RECORDS FOR PROCESSING: Begin
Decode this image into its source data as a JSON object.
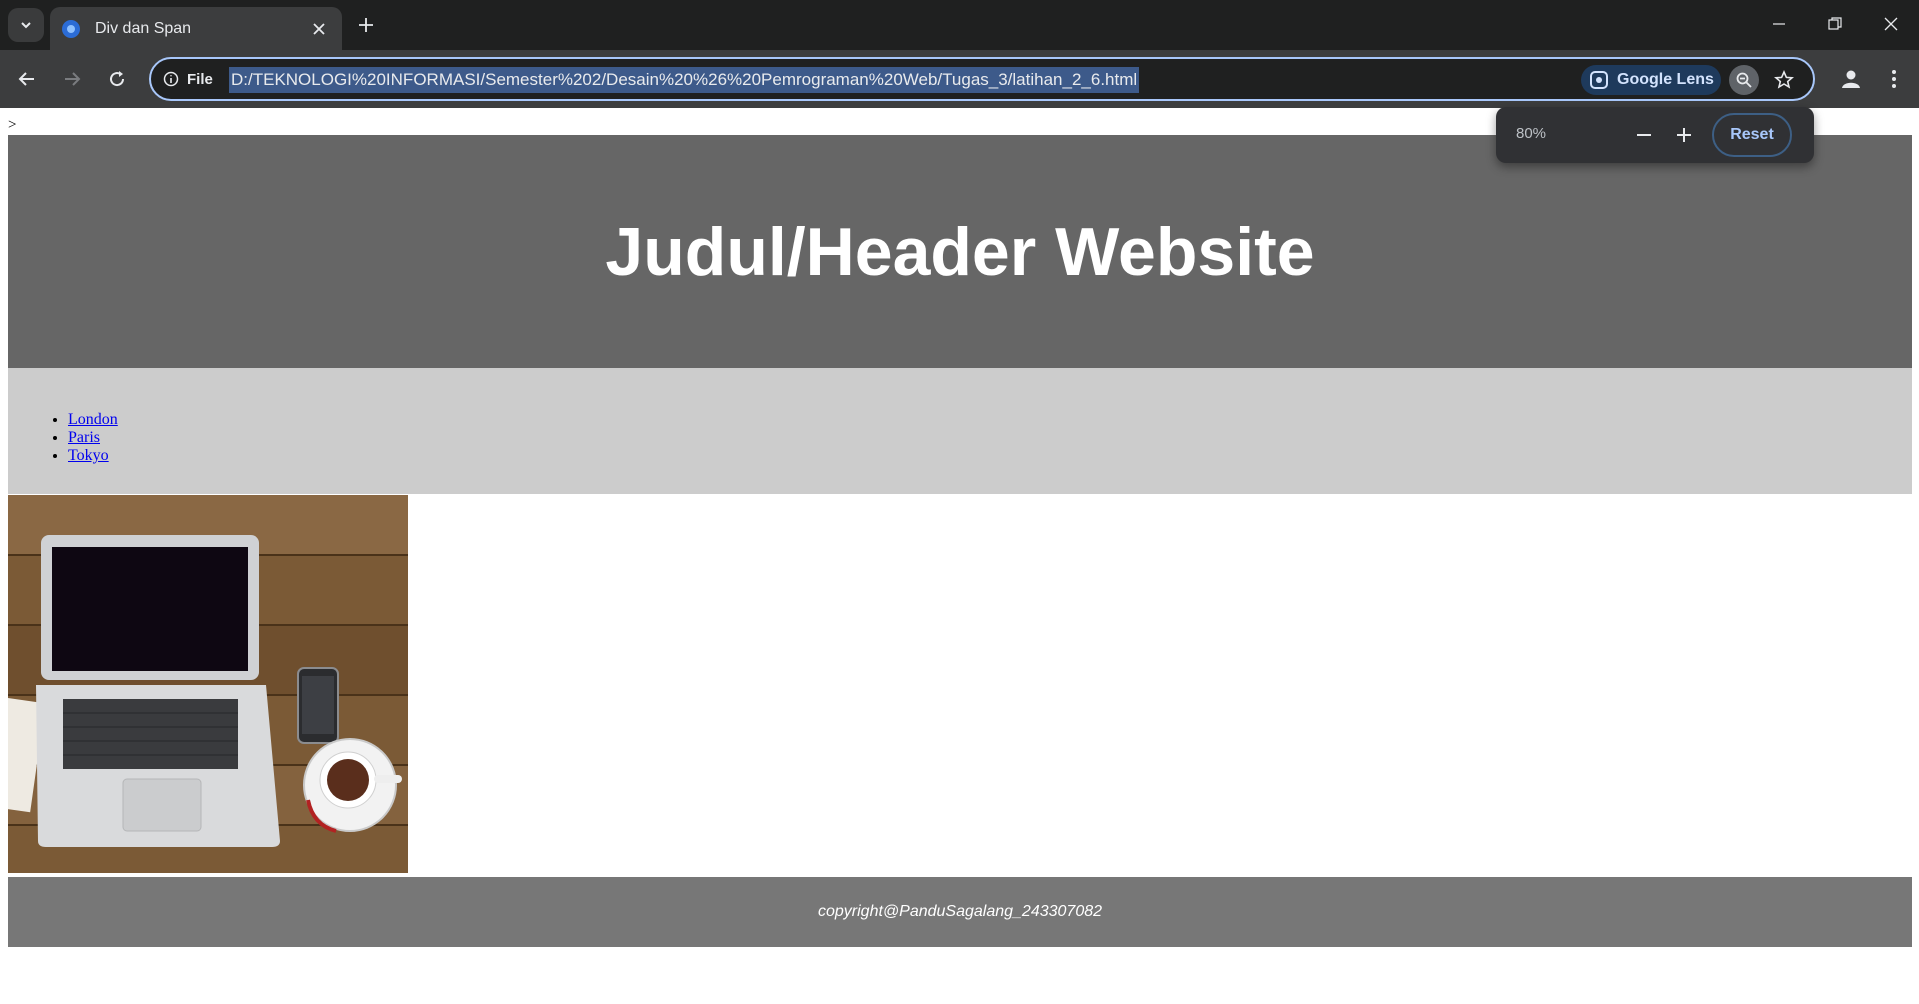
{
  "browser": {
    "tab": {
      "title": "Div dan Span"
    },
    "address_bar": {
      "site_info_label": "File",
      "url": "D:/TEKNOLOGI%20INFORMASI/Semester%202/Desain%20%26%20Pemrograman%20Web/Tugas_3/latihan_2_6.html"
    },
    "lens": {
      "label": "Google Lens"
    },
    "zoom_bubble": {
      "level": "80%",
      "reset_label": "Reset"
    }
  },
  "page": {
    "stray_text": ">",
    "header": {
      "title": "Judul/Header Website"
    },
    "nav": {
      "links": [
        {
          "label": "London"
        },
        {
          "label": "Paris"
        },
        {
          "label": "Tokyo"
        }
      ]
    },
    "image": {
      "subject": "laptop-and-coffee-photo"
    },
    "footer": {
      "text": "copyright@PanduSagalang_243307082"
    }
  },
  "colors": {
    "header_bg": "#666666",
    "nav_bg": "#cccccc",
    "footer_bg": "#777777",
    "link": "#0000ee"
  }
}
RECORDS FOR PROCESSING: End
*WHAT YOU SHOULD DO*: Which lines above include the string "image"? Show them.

*YOUR SOLUTION*:
Decode this image into its source data as a JSON object.
    "image": {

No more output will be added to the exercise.